"Thou art my portion."

(Notes of an address on Psalm 119:57-63.)

If the Psalmist, in his generation, could find his portion in Jehovah, should not we, as having the light of all that the Lord has done for us, and of what He is in His greatness and glory, find our portion in Himself in this day? The words of our opening verse, "Thou art my portion," is a confession, not a prayer. Has there not been the danger of our looking for a portion on earth, looking around for something to satisfy? How good it is for us to find, as Solomon did, that all things here are "empty." When we realise that the Lord is God's centre, and the source of all grace for us, our souls reach out to Him and say. "Lord, Thou art my portion." The Lord knows the motives of the heart, and if it is from a true heart we speak these words, the life will be filled with good things.

Having made this good confession, the Psalmist can add, "I have said that I would keep Thy words." His soul had entered into the sphere where God's mind and will are learned, where His words direct the thoughts of the heart. With the whole heart the godly man goes in for the words that unfold to him the greatness, the glory and the beauty of the Lord, and as engaged in communion with Him, the soul is exercised as to its ways, as to whether they are according to the desire of His heart.

If we are to walk for the glory of the Lord, in obedience to His words, divine grace will be needed, and for this we can say with the Psalmist, "I entreated Thy favour with my whole heart: be merciful unto me, according to Thy word." How the Lord delights to hear and answer such a prayer!

Communion with the Lord regarding His words will ever lead us to consider our ways, so that we read, "I thought on my ways, and turned my feet unto Thy testimonies." There is the desire to judge everything according to that One in whom the soul delights; and having searched all his ways in the light of God's word, the Psalmist can say, "I made haste, and delayed not to keep Thy commandments." There is real activity; there is no delay in putting the feet in the path of obedience to the Lord, because the heart is set on the Person of Jesus, and the motives are pure.

As soon as the heart is inclined after Christ, the enemy comes in, endeavouring to rob the soul of its portion, of its enjoyment of Christ. Is not this indicated in the words of the Psalm? "The bands of the wicked have robbed me: but I have not forgotten Thy law." Let us not be discouraged because the enemy endeavours to rob us of the enjoyment of our portion in Christ. If the enemy is busy, let us encourage ourselves with this knowledge, that he would not assail us if we did not have something of real value that he wished to take from us.

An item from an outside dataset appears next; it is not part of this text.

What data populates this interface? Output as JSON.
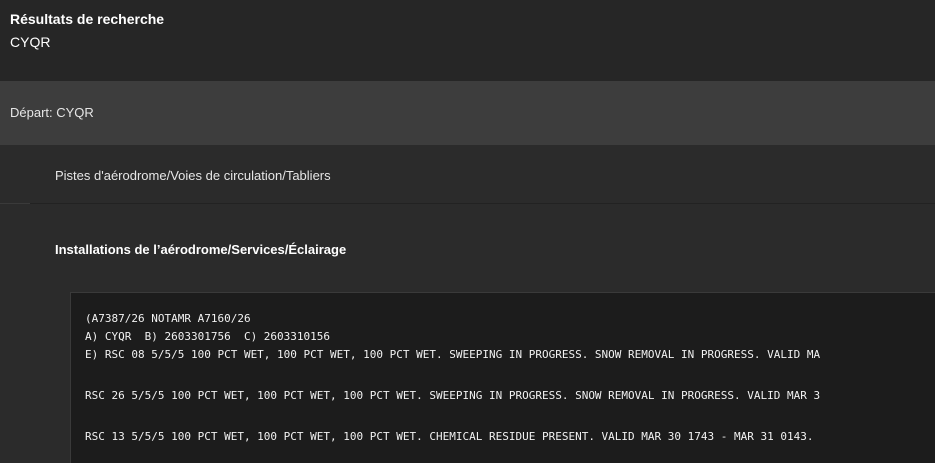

Isaac, in his day, had the example of a godly father, who walked before God in a path beset with many difficulties. With the example of Abraham before him, Isaac sought to walk in the same steps of faith. But, leaving the "South country," Isaac got out of the path of faith, and went to Gerar, and dwelt there. Very soon he discovered that the inhabitants of Gerar were not suitable companions for one who sought the will of God, and leaving it he dwelt in the valley.

The valley was a good place, but there was no water, the wells that Abraham his father had dug had been stopped by the Philistines. (Sometimes the valley is a vale of tears for us, but even then the Lord can fill the pools, and give us joy in the place of sorrow.) Isaac began to dig the wells from which his father had drunk, but the Philistines contended with him, and he could have said with the Psalmist, "The bands of the wicked have robbed me." But Isaac did not give up his digging, even when the enemy contended for the second well; he continued, and the enemy gave up the struggle. He found at Rehoboth a place where Jehovah made room for him, then passed on to Beer-sheba, where Jehovah appeared to him, and where he had communion with God.

How good it is for us to have the purpose of heart that was evinced in Isaac! When, like Isaac we drink of the well that God has provided for us, when we come to Christ as the One in whom we have life for our souls, we can say with the Psalmist, "At midnight I will rise to give thanks unto Thee." Thank God for the midnight experiences of life! if everything went well for us it would be easy to be a Christian, but we should lack much of the joy that we find in Christ in times of trouble. We rejoice in the touches of divine grace and love as the Lord walks with us in the valley. Sometimes He leads us into the valley of the shadow of death that we might feel the loneliness He felt, and that there we might find His companionship.

Paul and Silas had a precious midnight experience in the prison at Philippi. With the wounds of many stripes on their backs, and with their feet fast in the stocks, they sang praises unto God. And how often in his epistle to the saints at Philippi from his Roman prison does the apostle Paul write of rejoicing! No matter what our circumstances may be, we too can sing, with melody in our hearts to the Lord, the songs that express that the Lord is our portion.

One who can truly say, "The Lord is my portion," will not be alone; he will find that there are others with the same thoughts, feelings and desires, and will be able to say, "I am a companion of all them that fear Thee, and of them that keep Thy precepts." We can go on together in communion, finding our joys in the Lord Himself, and in His things; and our walk will be in the path of obedience to His will. Anon.